TABLE 5__________________________________________________________________________Daily Log Summary Drum Theo. Bag A/B RAP AddAddDate TPH Temp Moisture Temp Temp Temp Bag Fan % Used %__________________________________________________________________________Oct 2 163.4 1202.1 3.4 174.4 1395.0 282.3 65.0 1467.4 0.50 1226.0Oct 3 197.6 1331.6 3.4 181.1 1422.9 276.6 70.0 2706.3 0.51 2211.7Oct 4 202.5 1303.2 3.2 180.0 1420.7 278.0 70.0 2189.0 0.50 1804.0Oct 5 173.9 1241.5 3.5 162.3 1428.2 291.0 68.51 1514.1 0.51 1224.0Oct 7 210.7 1327.4 3.1 181.1 1415.1 282.9 70.0 2232.7 0.51 1804.0Oct 8 212.1 1349.9 3.2 176.9 1418.9 281.4 70.0 2507.3 0.51 2037.0Oct 9 167.5 1206.3 3.6 165.4 1423.4 289.3 70.0 933.3 0.53 729.0Oct 14 169.2 1137.7 2.2 166.0 1413.1 289.2 45.0 1641.3 0.54 1265.0Oct 15 203.7 1196.6 2.9 175.8 1425.5 290.1 70.0 2875.5 0.53 2239.0Oct 16 196.3 1237.4 2.8 173.3 1425.2 286.6 61.8 2255.3 0.53 1773.0Oct 17 208.3 1318.8 4.5 180.3 1424.6 287.2 100.0 2911.9 0.53 2301.0Oct 18 181.9 1176.6 4.6 175.4 1407.8 287.2 100.0 1682.3 0.58 1204.0Oct 19 201.4 1300.6 4.6 172.0 1414.0 288.0 100.0 1426.6 0.53 1124.0Oct 21 199.1 1317.2 3.3 169.3 1427.4 207.3 70.6 2544.7 0.53 2003.0Oct 22 203.7 1167.5 3.5 176.5 1413.0 270.0 06.4 1385.4 0.51 1130.0Oct 23 202.9 1143.5 4.0 163.8 1420.7 281.4 100.0 2523.0 0.54 1928.0Oct 24 195.4 1221.0 4.2 165.6 1423.4 284.9 93.1 2210.6 0.52 1766.0Oct 25 178.6 1174.6 4.6 166.3 1399.9 277.4 90.0 2070.0 0.53 1846.0__________________________________________________________________________
In the counterflow design it is believed that the clean operation without excessive hydrocarbon and smoke emission is due to the condensation of vapors in the exiting gases upon the entering RAP which is cold (Ambient temperatures). The condensate on the RAP is then carried by the RAP out of the drum. These materials are ultimately incorporated into the Hot Mixed Asphalt (HMA) product.

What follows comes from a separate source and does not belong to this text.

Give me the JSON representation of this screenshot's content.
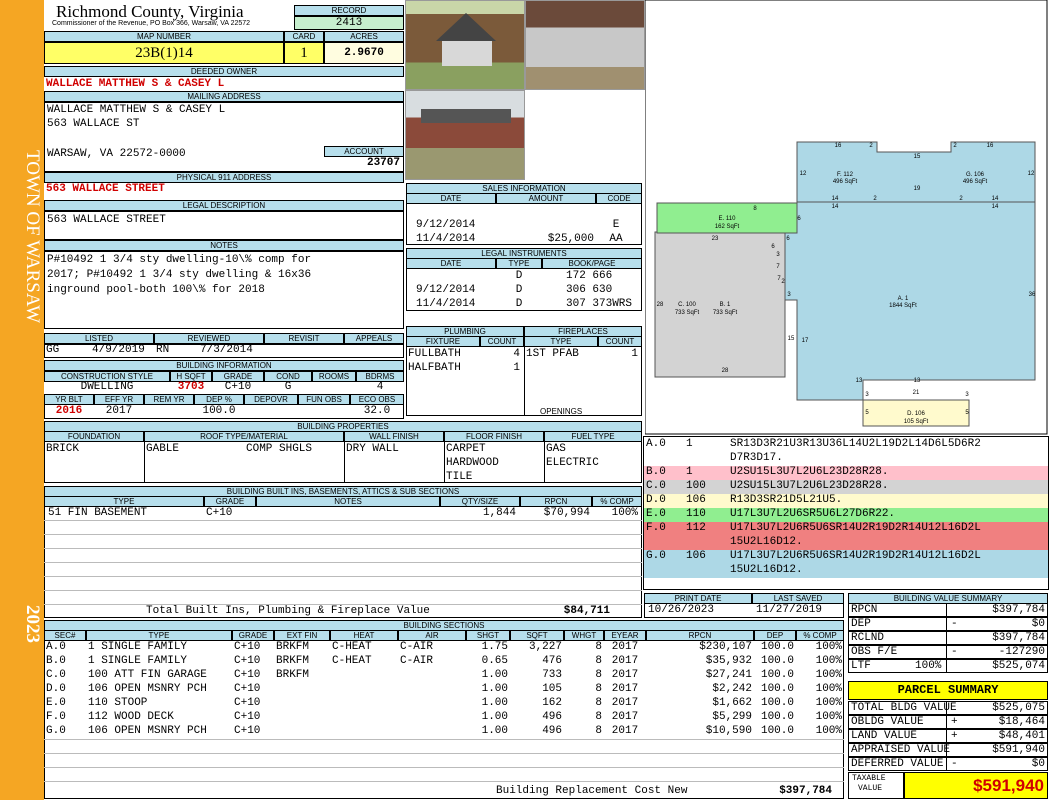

Although the invention has been shown and described with respect to a best mode embodiment thereof, it should be understood by those skilled in the art that the foregoing and various other changes, omissions and deletions in the form and detail thereof may be made therein without departing from the spirit and scope of this invention.
Citations de brevets